Website and app data records
········
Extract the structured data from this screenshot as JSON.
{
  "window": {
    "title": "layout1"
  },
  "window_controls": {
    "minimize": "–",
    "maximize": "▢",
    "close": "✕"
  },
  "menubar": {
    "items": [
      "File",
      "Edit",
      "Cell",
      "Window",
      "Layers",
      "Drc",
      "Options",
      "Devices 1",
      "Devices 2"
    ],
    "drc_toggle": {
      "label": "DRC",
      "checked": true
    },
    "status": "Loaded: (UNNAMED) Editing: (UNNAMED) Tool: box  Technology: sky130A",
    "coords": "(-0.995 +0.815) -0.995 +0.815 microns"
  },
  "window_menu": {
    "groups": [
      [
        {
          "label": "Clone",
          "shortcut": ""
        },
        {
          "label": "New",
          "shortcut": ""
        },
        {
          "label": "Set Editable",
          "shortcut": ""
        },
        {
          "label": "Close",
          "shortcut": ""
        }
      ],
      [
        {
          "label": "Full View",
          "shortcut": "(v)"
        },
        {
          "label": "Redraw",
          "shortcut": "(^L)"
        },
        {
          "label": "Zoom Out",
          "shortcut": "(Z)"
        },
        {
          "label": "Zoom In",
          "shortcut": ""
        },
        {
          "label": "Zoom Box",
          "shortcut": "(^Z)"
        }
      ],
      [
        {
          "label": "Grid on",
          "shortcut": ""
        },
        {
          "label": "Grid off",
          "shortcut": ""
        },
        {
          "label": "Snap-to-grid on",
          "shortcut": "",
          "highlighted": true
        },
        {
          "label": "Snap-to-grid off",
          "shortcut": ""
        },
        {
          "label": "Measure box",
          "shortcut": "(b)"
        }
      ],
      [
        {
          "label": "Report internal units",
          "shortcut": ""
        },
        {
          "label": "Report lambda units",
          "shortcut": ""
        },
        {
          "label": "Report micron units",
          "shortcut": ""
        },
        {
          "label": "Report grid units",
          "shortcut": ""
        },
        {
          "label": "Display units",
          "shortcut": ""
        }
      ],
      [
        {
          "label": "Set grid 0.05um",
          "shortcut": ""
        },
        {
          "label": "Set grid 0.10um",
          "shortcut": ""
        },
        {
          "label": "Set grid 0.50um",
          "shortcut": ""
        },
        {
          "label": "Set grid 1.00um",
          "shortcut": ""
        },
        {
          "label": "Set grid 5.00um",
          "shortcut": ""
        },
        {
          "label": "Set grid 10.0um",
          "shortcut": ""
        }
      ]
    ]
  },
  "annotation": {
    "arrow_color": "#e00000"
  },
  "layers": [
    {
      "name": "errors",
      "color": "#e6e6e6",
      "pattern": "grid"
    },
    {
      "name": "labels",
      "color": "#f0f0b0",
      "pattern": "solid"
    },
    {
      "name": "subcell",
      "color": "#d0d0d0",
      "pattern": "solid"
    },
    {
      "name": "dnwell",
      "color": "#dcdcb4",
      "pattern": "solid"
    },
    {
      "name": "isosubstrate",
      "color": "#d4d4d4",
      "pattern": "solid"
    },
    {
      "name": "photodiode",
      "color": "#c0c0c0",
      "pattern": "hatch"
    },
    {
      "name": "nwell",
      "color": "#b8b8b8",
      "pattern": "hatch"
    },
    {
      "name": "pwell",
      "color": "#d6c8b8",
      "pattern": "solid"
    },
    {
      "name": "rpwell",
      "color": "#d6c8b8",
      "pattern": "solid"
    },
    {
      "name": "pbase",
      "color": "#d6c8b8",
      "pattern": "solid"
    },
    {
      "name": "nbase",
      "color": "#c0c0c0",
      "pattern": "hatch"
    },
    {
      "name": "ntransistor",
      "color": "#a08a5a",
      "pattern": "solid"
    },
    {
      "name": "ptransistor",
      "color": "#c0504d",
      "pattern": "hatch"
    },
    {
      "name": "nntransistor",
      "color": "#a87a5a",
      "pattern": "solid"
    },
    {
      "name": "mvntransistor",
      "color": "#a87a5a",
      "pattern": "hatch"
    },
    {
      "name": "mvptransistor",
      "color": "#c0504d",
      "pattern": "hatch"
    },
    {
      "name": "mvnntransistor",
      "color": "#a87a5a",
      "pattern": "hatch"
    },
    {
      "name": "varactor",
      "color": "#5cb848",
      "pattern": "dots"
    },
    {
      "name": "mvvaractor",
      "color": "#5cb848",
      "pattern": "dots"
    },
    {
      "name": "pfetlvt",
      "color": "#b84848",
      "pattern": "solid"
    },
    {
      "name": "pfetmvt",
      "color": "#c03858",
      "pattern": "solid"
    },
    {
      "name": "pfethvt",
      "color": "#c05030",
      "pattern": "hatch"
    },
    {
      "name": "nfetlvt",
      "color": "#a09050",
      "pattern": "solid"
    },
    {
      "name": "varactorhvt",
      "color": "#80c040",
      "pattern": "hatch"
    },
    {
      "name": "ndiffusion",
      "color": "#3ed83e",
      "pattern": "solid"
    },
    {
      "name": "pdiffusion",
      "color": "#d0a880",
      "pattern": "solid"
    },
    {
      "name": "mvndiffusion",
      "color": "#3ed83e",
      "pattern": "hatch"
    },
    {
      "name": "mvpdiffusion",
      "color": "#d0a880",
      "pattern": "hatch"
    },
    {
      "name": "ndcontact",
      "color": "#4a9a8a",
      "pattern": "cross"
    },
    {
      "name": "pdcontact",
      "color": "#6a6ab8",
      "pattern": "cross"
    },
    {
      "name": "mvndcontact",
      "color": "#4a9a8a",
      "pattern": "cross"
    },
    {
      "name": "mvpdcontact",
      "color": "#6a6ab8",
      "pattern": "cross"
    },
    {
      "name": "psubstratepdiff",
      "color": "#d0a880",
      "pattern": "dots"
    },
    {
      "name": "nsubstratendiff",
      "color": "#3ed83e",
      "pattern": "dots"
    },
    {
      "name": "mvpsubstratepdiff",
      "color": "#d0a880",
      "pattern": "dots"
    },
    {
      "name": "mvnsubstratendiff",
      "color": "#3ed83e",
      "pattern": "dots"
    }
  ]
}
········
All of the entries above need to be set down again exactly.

Result of this task:
Extract the structured data from this screenshot as JSON.
{
  "window": {
    "title": "layout1"
  },
  "window_controls": {
    "minimize": "–",
    "maximize": "▢",
    "close": "✕"
  },
  "menubar": {
    "items": [
      "File",
      "Edit",
      "Cell",
      "Window",
      "Layers",
      "Drc",
      "Options",
      "Devices 1",
      "Devices 2"
    ],
    "drc_toggle": {
      "label": "DRC",
      "checked": true
    },
    "status": "Loaded: (UNNAMED) Editing: (UNNAMED) Tool: box  Technology: sky130A",
    "coords": "(-0.995 +0.815) -0.995 +0.815 microns"
  },
  "window_menu": {
    "groups": [
      [
        {
          "label": "Clone",
          "shortcut": ""
        },
        {
          "label": "New",
          "shortcut": ""
        },
        {
          "label": "Set Editable",
          "shortcut": ""
        },
        {
          "label": "Close",
          "shortcut": ""
        }
      ],
      [
        {
          "label": "Full View",
          "shortcut": "(v)"
        },
        {
          "label": "Redraw",
          "shortcut": "(^L)"
        },
        {
          "label": "Zoom Out",
          "shortcut": "(Z)"
        },
        {
          "label": "Zoom In",
          "shortcut": ""
        },
        {
          "label": "Zoom Box",
          "shortcut": "(^Z)"
        }
      ],
      [
        {
          "label": "Grid on",
          "shortcut": ""
        },
        {
          "label": "Grid off",
          "shortcut": ""
        },
        {
          "label": "Snap-to-grid on",
          "shortcut": "",
          "highlighted": true
        },
        {
          "label": "Snap-to-grid off",
          "shortcut": ""
        },
        {
          "label": "Measure box",
          "shortcut": "(b)"
        }
      ],
      [
        {
          "label": "Report internal units",
          "shortcut": ""
        },
        {
          "label": "Report lambda units",
          "shortcut": ""
        },
        {
          "label": "Report micron units",
          "shortcut": ""
        },
        {
          "label": "Report grid units",
          "shortcut": ""
        },
        {
          "label": "Display units",
          "shortcut": ""
        }
      ],
      [
        {
          "label": "Set grid 0.05um",
          "shortcut": ""
        },
        {
          "label": "Set grid 0.10um",
          "shortcut": ""
        },
        {
          "label": "Set grid 0.50um",
          "shortcut": ""
        },
        {
          "label": "Set grid 1.00um",
          "shortcut": ""
        },
        {
          "label": "Set grid 5.00um",
          "shortcut": ""
        },
        {
          "label": "Set grid 10.0um",
          "shortcut": ""
        }
      ]
    ]
  },
  "annotation": {
    "arrow_color": "#e00000"
  },
  "layers": [
    {
      "name": "errors",
      "color": "#e6e6e6",
      "pattern": "grid"
    },
    {
      "name": "labels",
      "color": "#f0f0b0",
      "pattern": "solid"
    },
    {
      "name": "subcell",
      "color": "#d0d0d0",
      "pattern": "solid"
    },
    {
      "name": "dnwell",
      "color": "#dcdcb4",
      "pattern": "solid"
    },
    {
      "name": "isosubstrate",
      "color": "#d4d4d4",
      "pattern": "solid"
    },
    {
      "name": "photodiode",
      "color": "#c0c0c0",
      "pattern": "hatch"
    },
    {
      "name": "nwell",
      "color": "#b8b8b8",
      "pattern": "hatch"
    },
    {
      "name": "pwell",
      "color": "#d6c8b8",
      "pattern": "solid"
    },
    {
      "name": "rpwell",
      "color": "#d6c8b8",
      "pattern": "solid"
    },
    {
      "name": "pbase",
      "color": "#d6c8b8",
      "pattern": "solid"
    },
    {
      "name": "nbase",
      "color": "#c0c0c0",
      "pattern": "hatch"
    },
    {
      "name": "ntransistor",
      "color": "#a08a5a",
      "pattern": "solid"
    },
    {
      "name": "ptransistor",
      "color": "#c0504d",
      "pattern": "hatch"
    },
    {
      "name": "nntransistor",
      "color": "#a87a5a",
      "pattern": "solid"
    },
    {
      "name": "mvntransistor",
      "color": "#a87a5a",
      "pattern": "hatch"
    },
    {
      "name": "mvptransistor",
      "color": "#c0504d",
      "pattern": "hatch"
    },
    {
      "name": "mvnntransistor",
      "color": "#a87a5a",
      "pattern": "hatch"
    },
    {
      "name": "varactor",
      "color": "#5cb848",
      "pattern": "dots"
    },
    {
      "name": "mvvaractor",
      "color": "#5cb848",
      "pattern": "dots"
    },
    {
      "name": "pfetlvt",
      "color": "#b84848",
      "pattern": "solid"
    },
    {
      "name": "pfetmvt",
      "color": "#c03858",
      "pattern": "solid"
    },
    {
      "name": "pfethvt",
      "color": "#c05030",
      "pattern": "hatch"
    },
    {
      "name": "nfetlvt",
      "color": "#a09050",
      "pattern": "solid"
    },
    {
      "name": "varactorhvt",
      "color": "#80c040",
      "pattern": "hatch"
    },
    {
      "name": "ndiffusion",
      "color": "#3ed83e",
      "pattern": "solid"
    },
    {
      "name": "pdiffusion",
      "color": "#d0a880",
      "pattern": "solid"
    },
    {
      "name": "mvndiffusion",
      "color": "#3ed83e",
      "pattern": "hatch"
    },
    {
      "name": "mvpdiffusion",
      "color": "#d0a880",
      "pattern": "hatch"
    },
    {
      "name": "ndcontact",
      "color": "#4a9a8a",
      "pattern": "cross"
    },
    {
      "name": "pdcontact",
      "color": "#6a6ab8",
      "pattern": "cross"
    },
    {
      "name": "mvndcontact",
      "color": "#4a9a8a",
      "pattern": "cross"
    },
    {
      "name": "mvpdcontact",
      "color": "#6a6ab8",
      "pattern": "cross"
    },
    {
      "name": "psubstratepdiff",
      "color": "#d0a880",
      "pattern": "dots"
    },
    {
      "name": "nsubstratendiff",
      "color": "#3ed83e",
      "pattern": "dots"
    },
    {
      "name": "mvpsubstratepdiff",
      "color": "#d0a880",
      "pattern": "dots"
    },
    {
      "name": "mvnsubstratendiff",
      "color": "#3ed83e",
      "pattern": "dots"
    }
  ]
}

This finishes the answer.